Toxic smog engulfs India's capital again

Toxic smog engulfs India's capital again

New Delhi (Agencies): Air pollution in New Delhi hit hazardous levels Thursday after a night of free-for-all Diwali fireworks, despite Supreme Court efforts to curb the smog-fuelling partying.

Major monuments including the India Gate and Red Fort were hidden by a toxic haze and commuters donned masks as visibility on major roads was reduced to barely 50 metres.

Diwali is the biggest Hindu festival of the year when firecrackers are traditionally let off.

Early morning ambient air quality readings in Delhi - the world's most polluted major city, according to the World Health Organisation - touched 526, according to the US embassy in the city which independently monitors pollution levels.

The air quality index used by the embassy is a combined measure of poisonous gases and fine airborne particles.

Any figure above 500 causes serious aggravation of heart and lung diseases, with doctors advising residents to skip outdoor activity.

The Supreme Court ruled last month that only environmentally friendly crackers - that emit less smoke and soot - can be sold in Delhi, in a bid to cut the smog that has scarred the city's international reputation.

But the capital's 20 million residents showed scant respect for the decision.

The court also ruled that firecrackers could only be set off between 8:00 pm and 10:00 pm, but their bangs were still reverberating around city neighbourhoods well after midnight.

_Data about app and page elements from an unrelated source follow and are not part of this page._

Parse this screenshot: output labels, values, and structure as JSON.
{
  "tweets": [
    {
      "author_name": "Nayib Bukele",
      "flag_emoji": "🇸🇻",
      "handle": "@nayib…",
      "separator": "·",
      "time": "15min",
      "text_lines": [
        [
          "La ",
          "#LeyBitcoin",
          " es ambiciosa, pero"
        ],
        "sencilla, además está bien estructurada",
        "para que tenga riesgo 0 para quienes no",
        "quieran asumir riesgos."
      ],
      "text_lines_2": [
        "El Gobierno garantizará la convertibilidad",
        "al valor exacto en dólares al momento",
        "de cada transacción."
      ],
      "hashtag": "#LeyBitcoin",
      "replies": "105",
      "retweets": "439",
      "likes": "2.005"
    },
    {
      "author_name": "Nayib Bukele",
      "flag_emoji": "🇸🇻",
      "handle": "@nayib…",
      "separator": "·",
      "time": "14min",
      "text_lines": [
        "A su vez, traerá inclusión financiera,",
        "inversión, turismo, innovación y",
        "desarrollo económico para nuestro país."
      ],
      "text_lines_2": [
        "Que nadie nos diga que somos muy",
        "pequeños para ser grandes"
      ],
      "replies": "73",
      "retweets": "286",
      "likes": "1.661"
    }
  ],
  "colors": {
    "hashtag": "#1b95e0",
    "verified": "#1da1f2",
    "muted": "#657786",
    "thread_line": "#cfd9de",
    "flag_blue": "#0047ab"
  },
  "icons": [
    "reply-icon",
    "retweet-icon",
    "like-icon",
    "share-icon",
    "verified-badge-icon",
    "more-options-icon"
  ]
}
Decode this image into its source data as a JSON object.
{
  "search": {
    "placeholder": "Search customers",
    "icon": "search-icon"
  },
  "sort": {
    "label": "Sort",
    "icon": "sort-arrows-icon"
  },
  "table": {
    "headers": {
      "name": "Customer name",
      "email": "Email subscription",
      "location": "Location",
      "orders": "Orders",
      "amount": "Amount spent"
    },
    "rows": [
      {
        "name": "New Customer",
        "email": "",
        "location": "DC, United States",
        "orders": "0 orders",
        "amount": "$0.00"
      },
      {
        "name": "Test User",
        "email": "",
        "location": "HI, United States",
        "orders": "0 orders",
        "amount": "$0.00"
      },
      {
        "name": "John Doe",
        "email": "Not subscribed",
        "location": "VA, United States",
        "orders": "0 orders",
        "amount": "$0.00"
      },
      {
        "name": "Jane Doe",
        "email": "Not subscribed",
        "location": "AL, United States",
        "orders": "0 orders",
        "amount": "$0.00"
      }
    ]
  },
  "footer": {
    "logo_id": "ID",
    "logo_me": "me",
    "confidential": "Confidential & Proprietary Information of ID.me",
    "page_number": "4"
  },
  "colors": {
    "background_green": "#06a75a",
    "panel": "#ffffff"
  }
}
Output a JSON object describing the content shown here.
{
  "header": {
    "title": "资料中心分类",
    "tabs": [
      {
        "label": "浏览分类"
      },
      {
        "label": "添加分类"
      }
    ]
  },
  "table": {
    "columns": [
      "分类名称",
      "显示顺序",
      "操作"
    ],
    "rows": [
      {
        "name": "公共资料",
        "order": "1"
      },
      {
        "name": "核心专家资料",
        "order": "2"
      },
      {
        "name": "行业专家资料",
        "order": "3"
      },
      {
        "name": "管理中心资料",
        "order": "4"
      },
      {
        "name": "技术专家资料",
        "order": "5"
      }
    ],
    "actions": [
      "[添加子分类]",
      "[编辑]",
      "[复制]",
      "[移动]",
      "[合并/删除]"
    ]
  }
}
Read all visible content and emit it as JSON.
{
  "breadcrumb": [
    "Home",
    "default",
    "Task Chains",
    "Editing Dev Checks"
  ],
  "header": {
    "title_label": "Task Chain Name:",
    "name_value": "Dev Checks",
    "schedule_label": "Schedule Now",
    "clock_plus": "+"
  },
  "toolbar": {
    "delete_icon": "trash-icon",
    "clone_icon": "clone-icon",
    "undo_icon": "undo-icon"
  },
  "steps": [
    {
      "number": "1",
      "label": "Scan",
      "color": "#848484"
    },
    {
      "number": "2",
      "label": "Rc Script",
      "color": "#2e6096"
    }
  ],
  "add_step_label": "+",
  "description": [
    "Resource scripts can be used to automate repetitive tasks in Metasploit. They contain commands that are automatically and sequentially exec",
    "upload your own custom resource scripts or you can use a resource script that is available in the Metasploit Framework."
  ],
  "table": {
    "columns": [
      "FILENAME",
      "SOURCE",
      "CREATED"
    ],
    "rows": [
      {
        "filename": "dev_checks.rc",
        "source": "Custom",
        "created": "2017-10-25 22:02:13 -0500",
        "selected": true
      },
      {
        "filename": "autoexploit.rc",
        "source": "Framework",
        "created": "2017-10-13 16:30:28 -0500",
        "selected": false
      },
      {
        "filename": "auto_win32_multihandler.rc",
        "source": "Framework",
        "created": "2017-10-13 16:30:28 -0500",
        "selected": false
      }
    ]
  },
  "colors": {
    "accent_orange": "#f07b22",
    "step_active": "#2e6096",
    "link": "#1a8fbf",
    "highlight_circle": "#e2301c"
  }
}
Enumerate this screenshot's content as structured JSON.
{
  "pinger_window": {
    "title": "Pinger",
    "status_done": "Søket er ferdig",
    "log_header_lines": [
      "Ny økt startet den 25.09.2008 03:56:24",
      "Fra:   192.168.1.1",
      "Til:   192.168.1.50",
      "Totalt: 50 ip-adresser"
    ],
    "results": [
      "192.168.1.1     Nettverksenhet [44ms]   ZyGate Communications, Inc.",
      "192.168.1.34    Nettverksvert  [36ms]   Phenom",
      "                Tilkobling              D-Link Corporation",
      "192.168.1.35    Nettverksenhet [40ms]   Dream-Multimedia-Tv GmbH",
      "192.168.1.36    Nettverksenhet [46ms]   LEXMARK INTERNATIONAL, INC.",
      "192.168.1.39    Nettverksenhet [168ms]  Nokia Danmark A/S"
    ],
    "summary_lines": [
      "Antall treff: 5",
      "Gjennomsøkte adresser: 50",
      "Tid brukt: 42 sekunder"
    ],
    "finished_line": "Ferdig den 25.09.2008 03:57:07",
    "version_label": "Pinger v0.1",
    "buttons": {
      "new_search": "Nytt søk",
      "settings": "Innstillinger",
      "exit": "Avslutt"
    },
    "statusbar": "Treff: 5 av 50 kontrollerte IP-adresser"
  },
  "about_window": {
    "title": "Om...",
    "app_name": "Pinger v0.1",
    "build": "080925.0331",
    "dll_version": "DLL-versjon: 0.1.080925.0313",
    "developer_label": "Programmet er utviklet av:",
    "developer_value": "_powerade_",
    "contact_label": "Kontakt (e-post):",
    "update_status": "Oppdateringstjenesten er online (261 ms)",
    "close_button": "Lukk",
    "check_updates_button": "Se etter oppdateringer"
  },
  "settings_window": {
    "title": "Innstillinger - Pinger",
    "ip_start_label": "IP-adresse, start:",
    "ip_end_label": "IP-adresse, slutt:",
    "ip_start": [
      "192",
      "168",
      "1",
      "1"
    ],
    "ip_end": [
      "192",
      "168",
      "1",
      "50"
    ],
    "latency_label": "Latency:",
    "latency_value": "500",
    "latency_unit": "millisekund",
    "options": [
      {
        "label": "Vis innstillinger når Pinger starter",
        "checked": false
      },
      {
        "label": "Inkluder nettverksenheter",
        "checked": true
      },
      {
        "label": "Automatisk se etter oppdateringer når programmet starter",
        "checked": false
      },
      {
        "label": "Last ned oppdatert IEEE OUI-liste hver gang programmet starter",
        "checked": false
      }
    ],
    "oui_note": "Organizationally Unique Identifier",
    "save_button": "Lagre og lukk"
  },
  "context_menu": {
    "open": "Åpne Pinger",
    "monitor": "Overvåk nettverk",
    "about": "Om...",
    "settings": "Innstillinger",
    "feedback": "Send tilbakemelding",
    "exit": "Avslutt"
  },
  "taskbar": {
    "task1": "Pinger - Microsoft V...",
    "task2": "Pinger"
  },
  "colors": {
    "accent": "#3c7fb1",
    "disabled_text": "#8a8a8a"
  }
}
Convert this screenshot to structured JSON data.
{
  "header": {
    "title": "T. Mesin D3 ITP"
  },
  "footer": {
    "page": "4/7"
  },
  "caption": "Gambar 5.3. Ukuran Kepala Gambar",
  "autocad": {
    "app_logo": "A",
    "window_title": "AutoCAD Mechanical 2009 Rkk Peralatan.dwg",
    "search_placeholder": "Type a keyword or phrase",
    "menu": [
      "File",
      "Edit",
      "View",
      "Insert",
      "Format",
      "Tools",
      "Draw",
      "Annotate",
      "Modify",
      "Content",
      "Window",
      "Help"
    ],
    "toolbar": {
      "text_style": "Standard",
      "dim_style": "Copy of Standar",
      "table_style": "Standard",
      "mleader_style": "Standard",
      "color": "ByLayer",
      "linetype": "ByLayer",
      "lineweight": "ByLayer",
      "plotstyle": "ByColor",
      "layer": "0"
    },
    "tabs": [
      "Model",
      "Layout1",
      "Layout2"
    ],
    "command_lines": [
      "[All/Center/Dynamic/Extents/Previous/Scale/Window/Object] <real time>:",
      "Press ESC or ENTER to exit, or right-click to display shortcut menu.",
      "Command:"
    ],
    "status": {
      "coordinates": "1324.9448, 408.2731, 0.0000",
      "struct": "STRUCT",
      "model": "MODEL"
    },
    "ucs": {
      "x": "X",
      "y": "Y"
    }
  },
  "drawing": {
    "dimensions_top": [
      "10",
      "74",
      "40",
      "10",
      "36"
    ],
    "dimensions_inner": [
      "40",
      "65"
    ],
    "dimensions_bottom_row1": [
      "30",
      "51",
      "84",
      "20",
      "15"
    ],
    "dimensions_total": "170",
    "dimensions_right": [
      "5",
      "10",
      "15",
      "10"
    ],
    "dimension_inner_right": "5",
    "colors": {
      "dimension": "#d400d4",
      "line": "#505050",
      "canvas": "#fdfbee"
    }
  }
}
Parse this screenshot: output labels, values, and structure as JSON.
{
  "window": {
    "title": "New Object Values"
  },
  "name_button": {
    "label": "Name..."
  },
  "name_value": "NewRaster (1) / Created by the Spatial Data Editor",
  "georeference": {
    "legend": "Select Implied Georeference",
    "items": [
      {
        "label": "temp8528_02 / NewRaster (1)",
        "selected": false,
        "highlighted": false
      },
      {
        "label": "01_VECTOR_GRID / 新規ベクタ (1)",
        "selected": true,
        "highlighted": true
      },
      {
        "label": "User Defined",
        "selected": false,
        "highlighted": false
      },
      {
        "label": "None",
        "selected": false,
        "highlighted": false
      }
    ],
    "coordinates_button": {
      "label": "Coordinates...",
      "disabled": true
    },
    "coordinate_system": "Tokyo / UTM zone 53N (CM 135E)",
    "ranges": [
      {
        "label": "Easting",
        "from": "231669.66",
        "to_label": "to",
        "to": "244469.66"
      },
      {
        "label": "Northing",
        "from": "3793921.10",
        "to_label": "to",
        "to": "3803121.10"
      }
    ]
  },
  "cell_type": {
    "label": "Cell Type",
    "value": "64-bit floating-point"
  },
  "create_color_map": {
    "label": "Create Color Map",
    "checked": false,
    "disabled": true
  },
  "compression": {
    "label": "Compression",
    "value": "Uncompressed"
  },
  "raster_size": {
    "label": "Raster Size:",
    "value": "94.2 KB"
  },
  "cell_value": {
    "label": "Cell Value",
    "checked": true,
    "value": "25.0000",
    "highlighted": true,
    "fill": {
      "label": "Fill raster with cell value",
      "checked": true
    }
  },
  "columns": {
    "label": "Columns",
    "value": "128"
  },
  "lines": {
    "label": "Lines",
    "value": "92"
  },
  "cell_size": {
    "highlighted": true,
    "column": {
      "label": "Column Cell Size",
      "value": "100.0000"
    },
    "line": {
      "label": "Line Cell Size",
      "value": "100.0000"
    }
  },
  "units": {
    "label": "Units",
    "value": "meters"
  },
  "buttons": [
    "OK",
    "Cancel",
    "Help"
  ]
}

Delhi's air quality typically worsens in winter, due to pollution from the burning of rice stubble, diesel engines, coal-fired power plants and industrial emissions.

Levels of PM2.5 - fine particles linked to higher rates of chronic bronchitis, lung cancer and heart disease - have soared since last month when farmers in Punjab and other nearby states started to burn post-harvest crop residue.

In 2016, Diwali festivities raised pollution levels to their highest in nearly two decades - forcing the closure of schools and other emergency measures.